== What to work on ==
Consider the material that follows. How many of its lines contain "name"? Reply with the number alone.

[Data records — start]

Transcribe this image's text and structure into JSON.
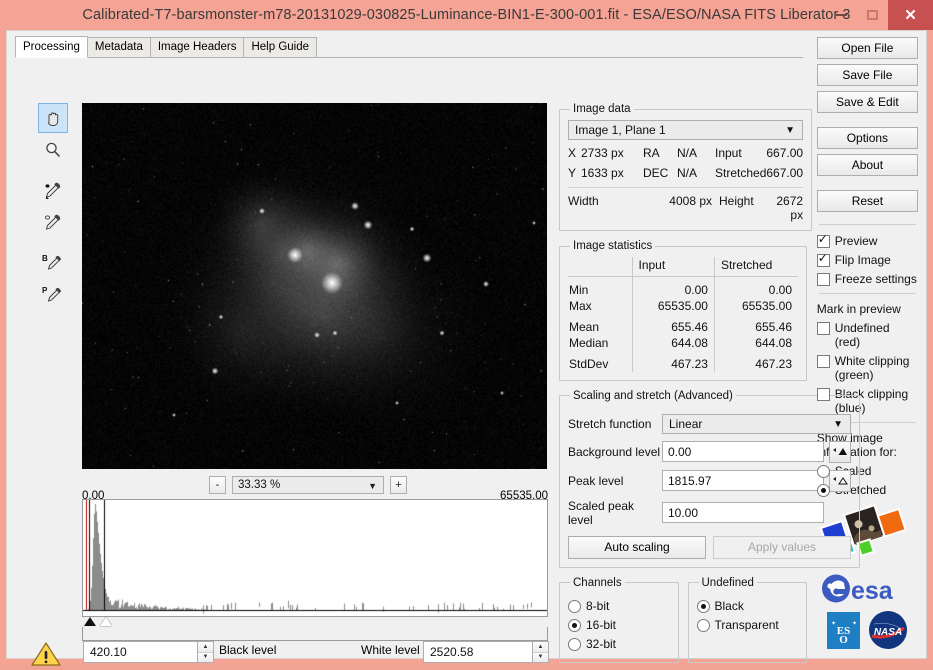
{
  "window": {
    "title": "Calibrated-T7-barsmonster-m78-20131029-030825-Luminance-BIN1-E-300-001.fit - ESA/ESO/NASA FITS Liberator 3",
    "minimize_label": "–",
    "maximize_label": "□",
    "close_label": "✕",
    "titlebar_color": "#f5a394",
    "close_color": "#c75050"
  },
  "tabs": [
    {
      "label": "Processing",
      "active": true
    },
    {
      "label": "Metadata",
      "active": false
    },
    {
      "label": "Image Headers",
      "active": false
    },
    {
      "label": "Help Guide",
      "active": false
    }
  ],
  "tools": [
    {
      "name": "hand-tool",
      "selected": true
    },
    {
      "name": "zoom-tool",
      "selected": false
    },
    {
      "name": "white-picker-tool",
      "selected": false
    },
    {
      "name": "black-picker-tool",
      "selected": false
    },
    {
      "name": "background-picker-tool",
      "selected": false,
      "letter": "B"
    },
    {
      "name": "peak-picker-tool",
      "selected": false,
      "letter": "P"
    }
  ],
  "zoom_bar": {
    "minus_label": "-",
    "plus_label": "+",
    "value": "33.33 %",
    "range_low": "0.00",
    "range_high": "65535.00"
  },
  "levels": {
    "black_value": "420.10",
    "black_label": "Black level",
    "white_label": "White level",
    "white_value": "2520.58",
    "warning_icon": "warning-triangle-icon"
  },
  "image_data": {
    "legend": "Image data",
    "plane_selector": "Image 1, Plane 1",
    "rows": [
      {
        "k": "X",
        "v1": "2733 px",
        "k2": "RA",
        "v2": "N/A",
        "k3": "Input",
        "v3": "667.00"
      },
      {
        "k": "Y",
        "v1": "1633 px",
        "k2": "DEC",
        "v2": "N/A",
        "k3": "Stretched",
        "v3": "667.00"
      }
    ],
    "width_label": "Width",
    "width_value": "4008 px",
    "height_label": "Height",
    "height_value": "2672 px"
  },
  "image_statistics": {
    "legend": "Image statistics",
    "col_input": "Input",
    "col_stretched": "Stretched",
    "rows": [
      {
        "label": "Min",
        "input": "0.00",
        "stretched": "0.00"
      },
      {
        "label": "Max",
        "input": "65535.00",
        "stretched": "65535.00"
      },
      {
        "label": "Mean",
        "input": "655.46",
        "stretched": "655.46"
      },
      {
        "label": "Median",
        "input": "644.08",
        "stretched": "644.08"
      },
      {
        "label": "StdDev",
        "input": "467.23",
        "stretched": "467.23"
      }
    ]
  },
  "scaling": {
    "legend": "Scaling and stretch (Advanced)",
    "stretch_label": "Stretch function",
    "stretch_value": "Linear",
    "background_label": "Background level",
    "background_value": "0.00",
    "peak_label": "Peak level",
    "peak_value": "1815.97",
    "scaled_peak_label": "Scaled peak level",
    "scaled_peak_value": "10.00",
    "auto_scaling_label": "Auto scaling",
    "apply_values_label": "Apply values"
  },
  "channels": {
    "legend": "Channels",
    "options": [
      {
        "label": "8-bit",
        "selected": false
      },
      {
        "label": "16-bit",
        "selected": true
      },
      {
        "label": "32-bit",
        "selected": false
      }
    ]
  },
  "undefined_group": {
    "legend": "Undefined",
    "options": [
      {
        "label": "Black",
        "selected": true
      },
      {
        "label": "Transparent",
        "selected": false
      }
    ]
  },
  "right_rail": {
    "buttons_top": [
      "Open File",
      "Save File",
      "Save & Edit"
    ],
    "buttons_mid": [
      "Options",
      "About"
    ],
    "buttons_bottom": [
      "Reset"
    ],
    "checkboxes": [
      {
        "label": "Preview",
        "checked": true
      },
      {
        "label": "Flip Image",
        "checked": true
      },
      {
        "label": "Freeze settings",
        "checked": false
      }
    ],
    "mark_label": "Mark in preview",
    "mark_checkboxes": [
      {
        "label": "Undefined (red)",
        "checked": false
      },
      {
        "label": "White clipping (green)",
        "checked": false
      },
      {
        "label": "Black clipping (blue)",
        "checked": false
      }
    ],
    "show_info_label": "Show image information for:",
    "show_info_options": [
      {
        "label": "Scaled",
        "selected": false
      },
      {
        "label": "Stretched",
        "selected": true
      }
    ],
    "logos": [
      "fits-liberator-logo",
      "esa-logo",
      "eso-logo",
      "nasa-logo"
    ]
  },
  "histogram": {
    "peak_position": 0.035,
    "red_marker": 0.005,
    "black_marker": 0.012,
    "white_marker": 0.038
  }
}
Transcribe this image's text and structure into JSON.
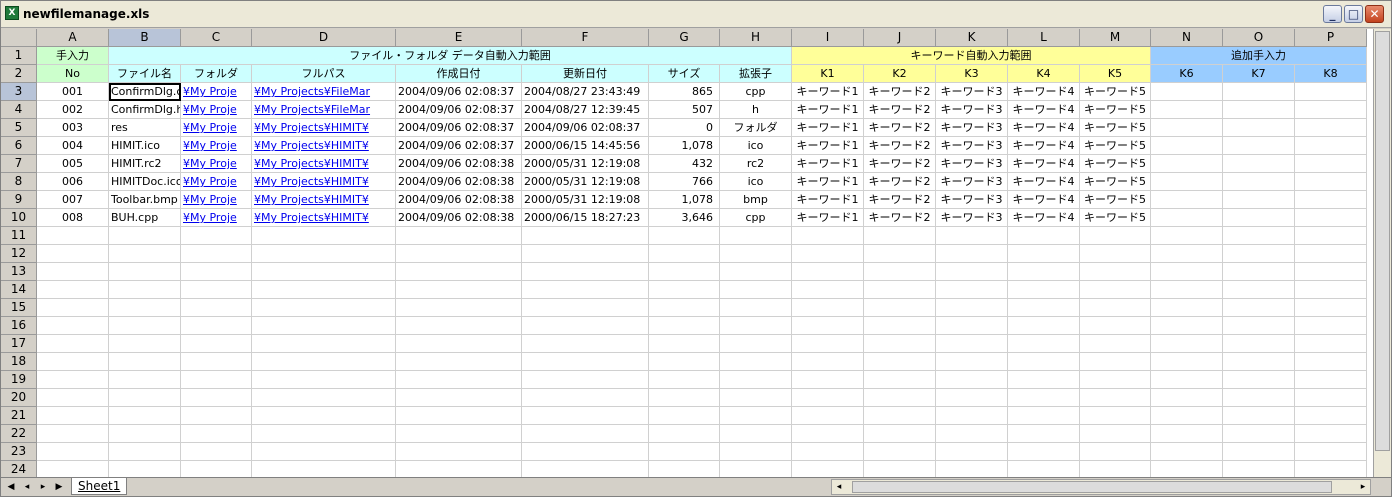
{
  "window": {
    "title": "newfilemanage.xls",
    "app_icon_text": "X",
    "minimize_glyph": "_",
    "maximize_glyph": "□",
    "close_glyph": "✕"
  },
  "columns": [
    "A",
    "B",
    "C",
    "D",
    "E",
    "F",
    "G",
    "H",
    "I",
    "J",
    "K",
    "L",
    "M",
    "N",
    "O",
    "P"
  ],
  "rows": [
    "1",
    "2",
    "3",
    "4",
    "5",
    "6",
    "7",
    "8",
    "9",
    "10",
    "11",
    "12",
    "13",
    "14",
    "15",
    "16",
    "17",
    "18",
    "19",
    "20",
    "21",
    "22",
    "23",
    "24"
  ],
  "header1": {
    "a": "手入力",
    "file_group": "ファイル・フォルダ データ自動入力範囲",
    "keyword_group": "キーワード自動入力範囲",
    "extra_group": "追加手入力"
  },
  "header2": [
    "No",
    "ファイル名",
    "フォルダ",
    "フルパス",
    "作成日付",
    "更新日付",
    "サイズ",
    "拡張子",
    "K1",
    "K2",
    "K3",
    "K4",
    "K5",
    "K6",
    "K7",
    "K8"
  ],
  "data_rows": [
    [
      "001",
      "ConfirmDlg.c",
      "¥My Proje",
      "¥My Projects¥FileMar",
      "2004/09/06 02:08:37",
      "2004/08/27 23:43:49",
      "865",
      "cpp",
      "キーワード1",
      "キーワード2",
      "キーワード3",
      "キーワード4",
      "キーワード5",
      "",
      "",
      ""
    ],
    [
      "002",
      "ConfirmDlg.h",
      "¥My Proje",
      "¥My Projects¥FileMar",
      "2004/09/06 02:08:37",
      "2004/08/27 12:39:45",
      "507",
      "h",
      "キーワード1",
      "キーワード2",
      "キーワード3",
      "キーワード4",
      "キーワード5",
      "",
      "",
      ""
    ],
    [
      "003",
      "res",
      "¥My Proje",
      "¥My Projects¥HIMIT¥",
      "2004/09/06 02:08:37",
      "2004/09/06 02:08:37",
      "0",
      "フォルダ",
      "キーワード1",
      "キーワード2",
      "キーワード3",
      "キーワード4",
      "キーワード5",
      "",
      "",
      ""
    ],
    [
      "004",
      "HIMIT.ico",
      "¥My Proje",
      "¥My Projects¥HIMIT¥",
      "2004/09/06 02:08:37",
      "2000/06/15 14:45:56",
      "1,078",
      "ico",
      "キーワード1",
      "キーワード2",
      "キーワード3",
      "キーワード4",
      "キーワード5",
      "",
      "",
      ""
    ],
    [
      "005",
      "HIMIT.rc2",
      "¥My Proje",
      "¥My Projects¥HIMIT¥",
      "2004/09/06 02:08:38",
      "2000/05/31 12:19:08",
      "432",
      "rc2",
      "キーワード1",
      "キーワード2",
      "キーワード3",
      "キーワード4",
      "キーワード5",
      "",
      "",
      ""
    ],
    [
      "006",
      "HIMITDoc.ico",
      "¥My Proje",
      "¥My Projects¥HIMIT¥",
      "2004/09/06 02:08:38",
      "2000/05/31 12:19:08",
      "766",
      "ico",
      "キーワード1",
      "キーワード2",
      "キーワード3",
      "キーワード4",
      "キーワード5",
      "",
      "",
      ""
    ],
    [
      "007",
      "Toolbar.bmp",
      "¥My Proje",
      "¥My Projects¥HIMIT¥",
      "2004/09/06 02:08:38",
      "2000/05/31 12:19:08",
      "1,078",
      "bmp",
      "キーワード1",
      "キーワード2",
      "キーワード3",
      "キーワード4",
      "キーワード5",
      "",
      "",
      ""
    ],
    [
      "008",
      "BUH.cpp",
      "¥My Proje",
      "¥My Projects¥HIMIT¥",
      "2004/09/06 02:08:38",
      "2000/06/15 18:27:23",
      "3,646",
      "cpp",
      "キーワード1",
      "キーワード2",
      "キーワード3",
      "キーワード4",
      "キーワード5",
      "",
      "",
      ""
    ]
  ],
  "sheet_tabs": [
    "Sheet1"
  ],
  "nav": {
    "first": "◀",
    "prev": "◂",
    "next": "▸",
    "last": "▶"
  },
  "colors": {
    "green": "#ccffcc",
    "cyan": "#ccffff",
    "yellow": "#ffff99",
    "blue": "#99ccff",
    "link": "#0000ee"
  }
}
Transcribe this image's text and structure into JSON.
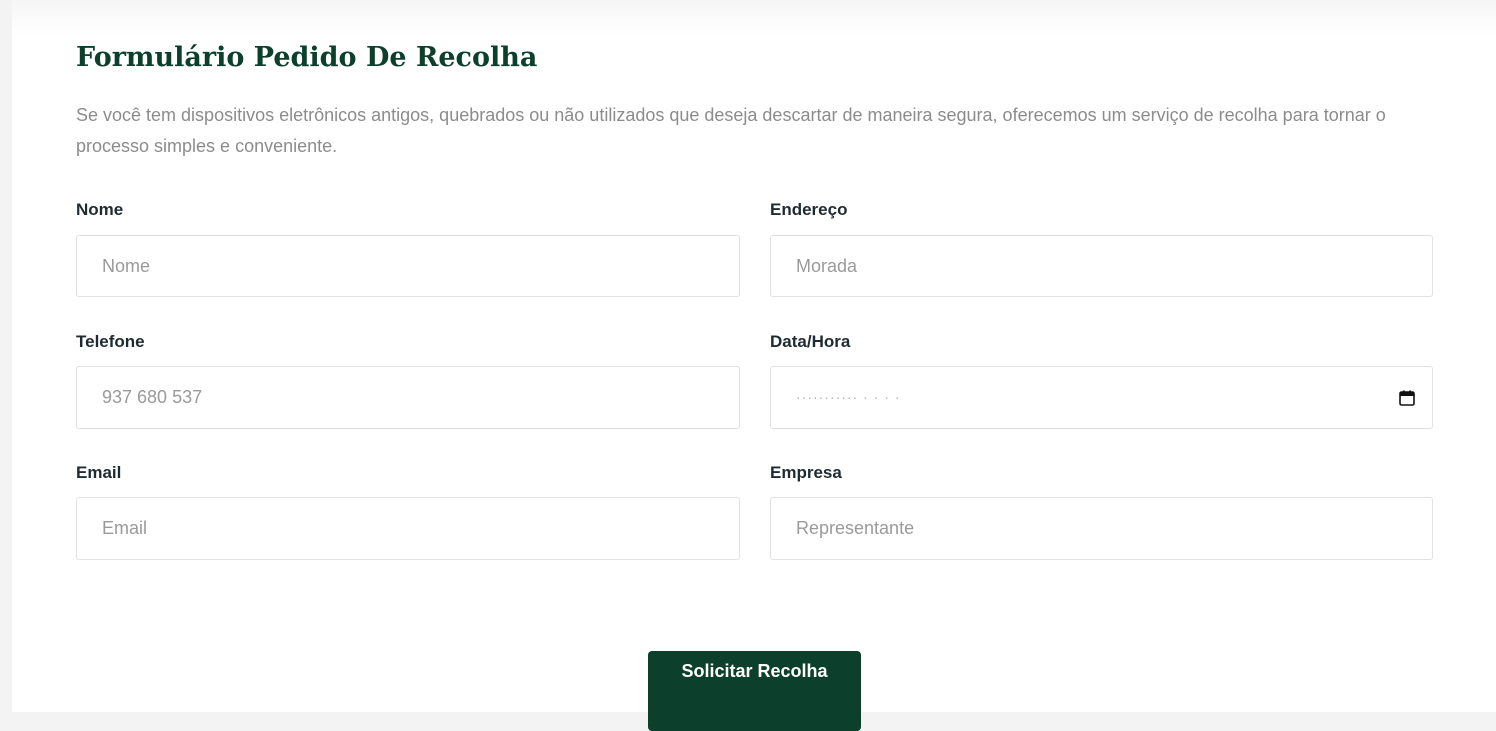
{
  "form": {
    "title": "Formulário Pedido De Recolha",
    "intro": "Se você tem dispositivos eletrônicos antigos, quebrados ou não utilizados que deseja descartar de maneira segura, oferecemos um serviço de recolha para tornar o processo simples e conveniente.",
    "fields": {
      "nome": {
        "label": "Nome",
        "placeholder": "Nome"
      },
      "endereco": {
        "label": "Endereço",
        "placeholder": "Morada"
      },
      "telefone": {
        "label": "Telefone",
        "placeholder": "937 680 537"
      },
      "data_hora": {
        "label": "Data/Hora",
        "placeholder": "··········· · · · ·"
      },
      "email": {
        "label": "Email",
        "placeholder": "Email"
      },
      "empresa": {
        "label": "Empresa",
        "placeholder": "Representante"
      }
    },
    "submit_label": "Solicitar Recolha"
  },
  "icons": {
    "date_picker": "calendar-icon"
  },
  "colors": {
    "brand": "#0c3f2c",
    "label": "#1f2b33",
    "muted": "#8c8c8c",
    "border": "#e2e2e2"
  }
}
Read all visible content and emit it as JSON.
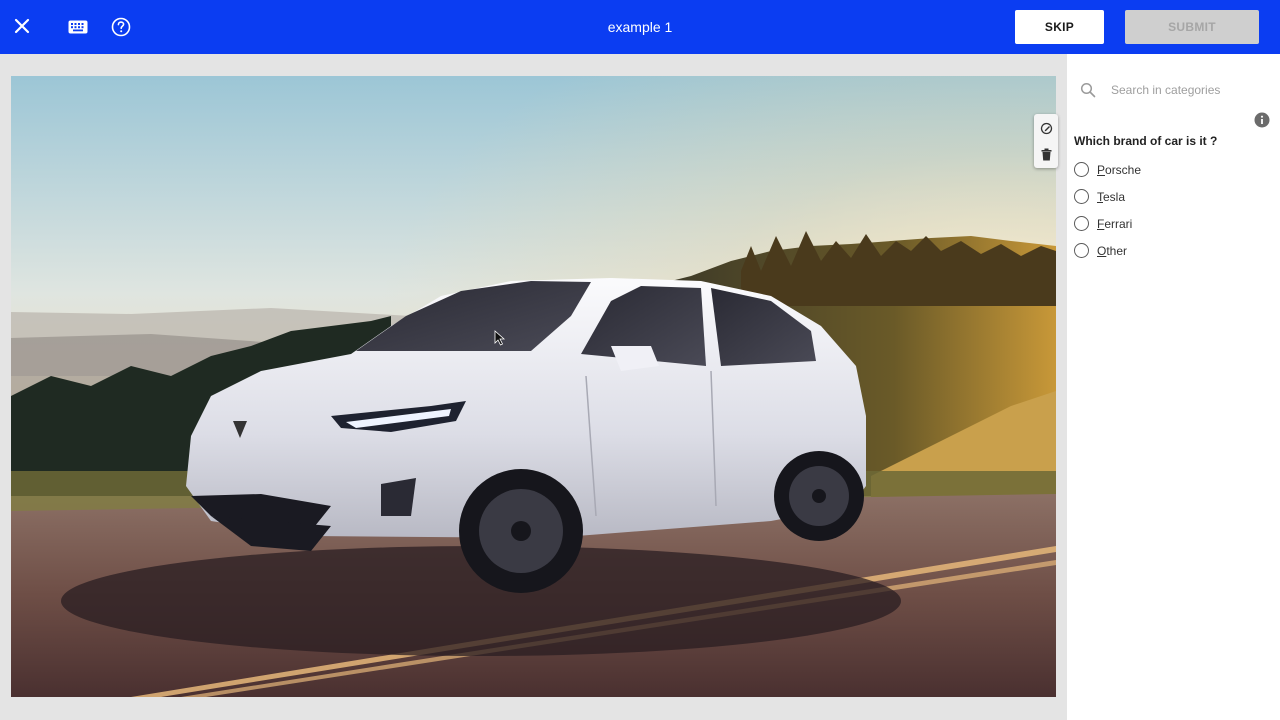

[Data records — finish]

== Answer below ==
6